[Records provided]:
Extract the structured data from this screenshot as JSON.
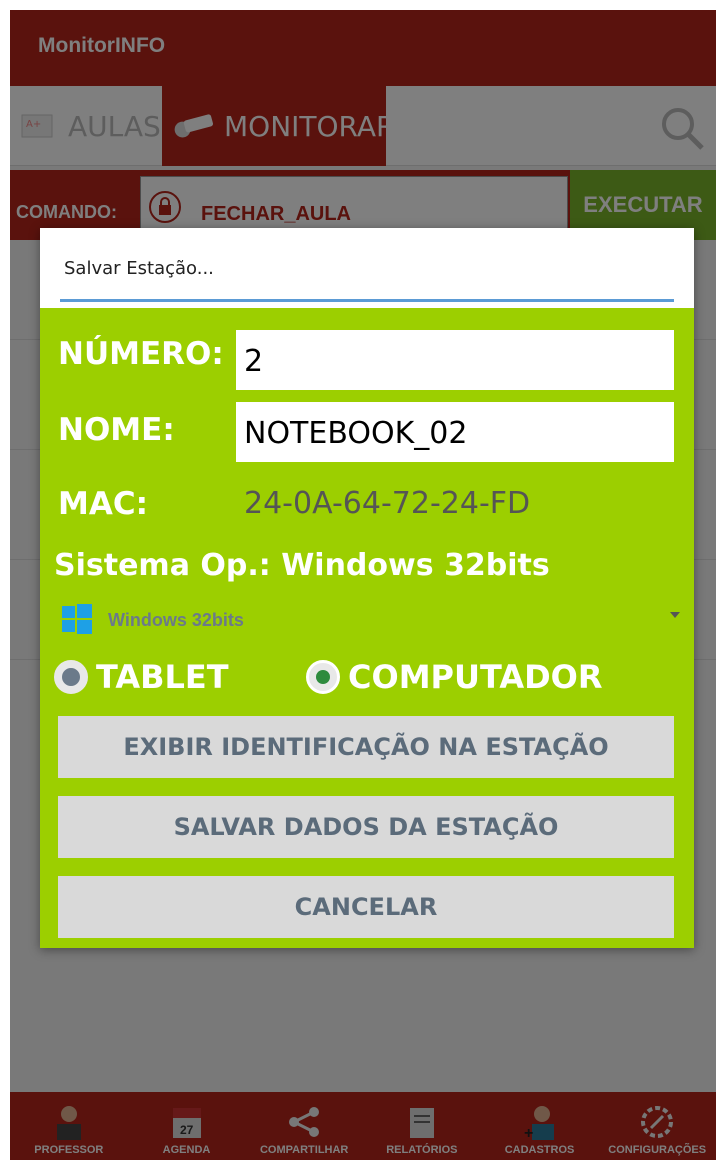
{
  "app": {
    "title": "MonitorINFO"
  },
  "tabs": [
    {
      "label": "AULAS",
      "icon": "lesson-icon"
    },
    {
      "label": "MONITORAR",
      "icon": "camera-icon"
    }
  ],
  "command": {
    "label": "COMANDO:",
    "value": "FECHAR_AULA",
    "execute_label": "EXECUTAR"
  },
  "dialog": {
    "title": "Salvar Estação...",
    "numero_label": "NÚMERO:",
    "numero_value": "2",
    "nome_label": "NOME:",
    "nome_value": "NOTEBOOK_02",
    "mac_label": "MAC:",
    "mac_value": "24-0A-64-72-24-FD",
    "so_line": "Sistema Op.: Windows 32bits",
    "so_selected": "Windows 32bits",
    "radio_tablet": "TABLET",
    "radio_computador": "COMPUTADOR",
    "radio_selected": "COMPUTADOR",
    "btn_exibir": "EXIBIR IDENTIFICAÇÃO NA ESTAÇÃO",
    "btn_salvar": "SALVAR DADOS DA ESTAÇÃO",
    "btn_cancelar": "CANCELAR"
  },
  "bottom_nav": [
    {
      "label": "PROFESSOR",
      "icon": "teacher-icon"
    },
    {
      "label": "AGENDA",
      "icon": "calendar-icon"
    },
    {
      "label": "COMPARTILHAR",
      "icon": "share-icon"
    },
    {
      "label": "RELATÓRIOS",
      "icon": "report-icon"
    },
    {
      "label": "CADASTROS",
      "icon": "register-user-icon"
    },
    {
      "label": "CONFIGURAÇÕES",
      "icon": "settings-icon"
    }
  ],
  "colors": {
    "primary": "#b5251b",
    "accent_green": "#9ccf00",
    "execute_green": "#7bb52a",
    "dialog_line": "#5b9bd5"
  }
}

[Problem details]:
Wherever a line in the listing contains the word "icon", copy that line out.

[Written response]:
      "icon": "lesson-icon"
      "icon": "camera-icon"
      "icon": "teacher-icon"
      "icon": "calendar-icon"
      "icon": "share-icon"
      "icon": "report-icon"
      "icon": "register-user-icon"
      "icon": "settings-icon"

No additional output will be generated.